No, she may as well be just making up her figures and fluffing stats as she goes along, while the public is oblivious to the problem that South Africa has committed itself to ramping up GHG until 2030 and only thereafter reducing emissions. The country negotiated a COP-out deal at Paris, and has been given until 2030 by other nations to come up with better targets, by which time, the human species will be extinct.
You can thank the ANC and Dame Edna Molewa for thinking through the nuts and bolts of a dangerous negotiation strategy called ‘Peak, Plateau and Decline‘, which is really a massive failure of governance and will haunt future generations and our own, for a long time to come. Given our low GHG profile over the turn of the century, we chose a dirty coal future instead of renewables and environmental justice.
The rush by the department to provide a positive spin on Sasol gas and Big Coal, is most certainly a reaction to a very public End Fossil Fuels campaign. Eish, look, there’s O2, must be good for the environment, bang.
To put this in some perspective, GHG (or CO2 equivalent) includes Carbon Dioxide, Nitrous Oxide, Methane, and Fluorocarbons. According to a statement released by SASOL the plant is merely an ‘air separation plant’, separating out Oxygen and Nitrogen. IT WILL NOT REMOVE CARBON as such from the atmosphere, but rather create less O and N in the atmosphere, while redoubling the coal and natural gas operation. If anything any carbon chains (and we have yet to see any information on the actual process) in SASOL’s primary operation will simply be going into more fossil fuel energy systems, and right back into the atmosphere, and must not be seen as a solution to the problem.
Bongani Nqwababa SASOL CEO can also be seen launching into a big speech about ‘government targets on beneficiation of minerals’ set during the past Zuma administration, 14 million tonnes of COAL to produce 30% of fuel in SA and this without mentioning GHG. Falsely claims process is more efficient, since according to him, ‘O2 reduces need for Coal’, and no we not going to be driving around in oxygen-powered vehicles any time soon, it would be far better if Nqwababa was announcing that SASOL was shifting away from liquid fuels to renewable energy while promoting EV technologies. South Africa is falling far behind Western nations in their rush to adopt eco-friendly transport systems.
Molewa later attempted to clarify her idiotic statements in Businessday, claiming that SASOL would be saving 200 000 tonnes of CO2 because of energy efficiency. The group produced some 69,3 Mt of CO2 equivalent in 2016 and contributes some 14.5% to our nation’s total. How exactly the savings target would be derived from an expansion in production of fossil fuel components remains to be seen. In other words, Sasol just increased our GHG emissions but did it in a more efficient manner. Until such time as Sasol releases a road-map for ending fossil fuels, its attempt to greenwash itself as an “oxygen company” must be viewed with some skepticism.

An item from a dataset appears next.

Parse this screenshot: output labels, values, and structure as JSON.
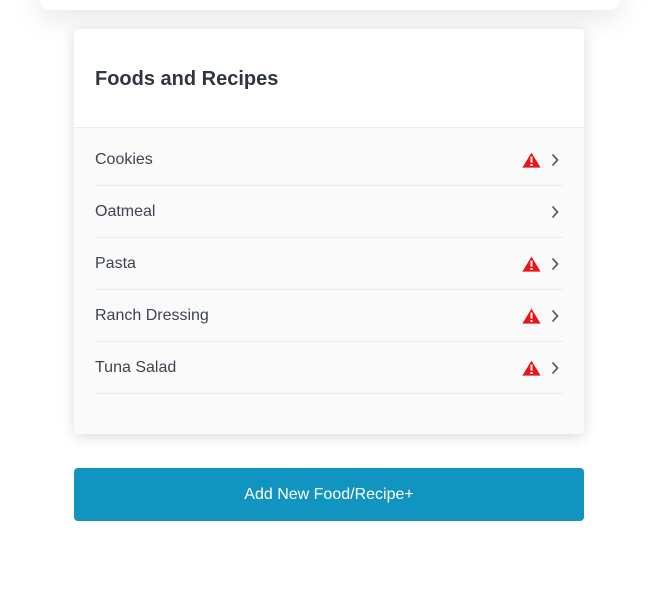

Local media outlets appear to have bought into the Big Rand greenwashing figures surrounding the Sasol investment, and are touting a relativistic and unproven ‘breathing fresh air into the economy story‘ as a solution to climate change, even if it means first polluting the environment with dirty coal. The audit mechanism surrounding fossil fuels will be coming up for debate in the National Assembly later this year, as a carbon tax is being introduced from next year. It remains to be seen whether or not any carbon offsets will be factored into the new tax regime, in effect making adoption of renewables more economical via a rebate on solar and EV.